Report the count of lines in the records that contain "hint", without any added text.
BEGIN
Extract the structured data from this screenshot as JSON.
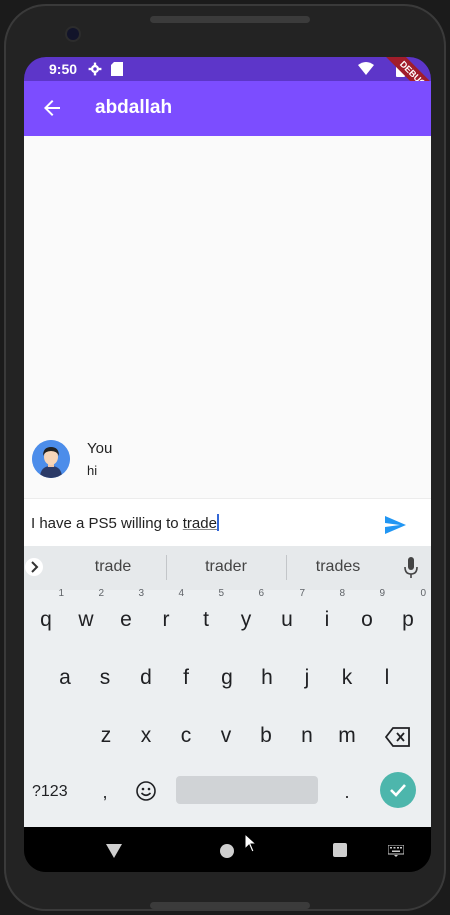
{
  "status": {
    "time": "9:50",
    "debug_label": "DEBUG"
  },
  "appbar": {
    "title": "abdallah"
  },
  "message": {
    "sender": "You",
    "text": "hi"
  },
  "input": {
    "text_before": "I have a PS5 willing to ",
    "text_underlined": "trade"
  },
  "keyboard": {
    "suggestions": [
      "trade",
      "trader",
      "trades"
    ],
    "row1": [
      {
        "key": "q",
        "hint": "1"
      },
      {
        "key": "w",
        "hint": "2"
      },
      {
        "key": "e",
        "hint": "3"
      },
      {
        "key": "r",
        "hint": "4"
      },
      {
        "key": "t",
        "hint": "5"
      },
      {
        "key": "y",
        "hint": "6"
      },
      {
        "key": "u",
        "hint": "7"
      },
      {
        "key": "i",
        "hint": "8"
      },
      {
        "key": "o",
        "hint": "9"
      },
      {
        "key": "p",
        "hint": "0"
      }
    ],
    "row2": [
      "a",
      "s",
      "d",
      "f",
      "g",
      "h",
      "j",
      "k",
      "l"
    ],
    "row3": [
      "z",
      "x",
      "c",
      "v",
      "b",
      "n",
      "m"
    ],
    "sym_label": "?123",
    "comma": ",",
    "period": "."
  },
  "colors": {
    "appbar": "#7c4dff",
    "statusbar": "#5d36c9",
    "send": "#2196f3",
    "enter": "#4db6ac"
  },
  "icons": [
    "back-arrow-icon",
    "send-icon",
    "mic-icon",
    "shift-icon",
    "backspace-icon",
    "emoji-icon",
    "check-icon",
    "chevron-right-icon",
    "settings-icon",
    "sd-card-icon",
    "wifi-icon",
    "battery-icon"
  ]
}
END
• ANSWER BOX: 10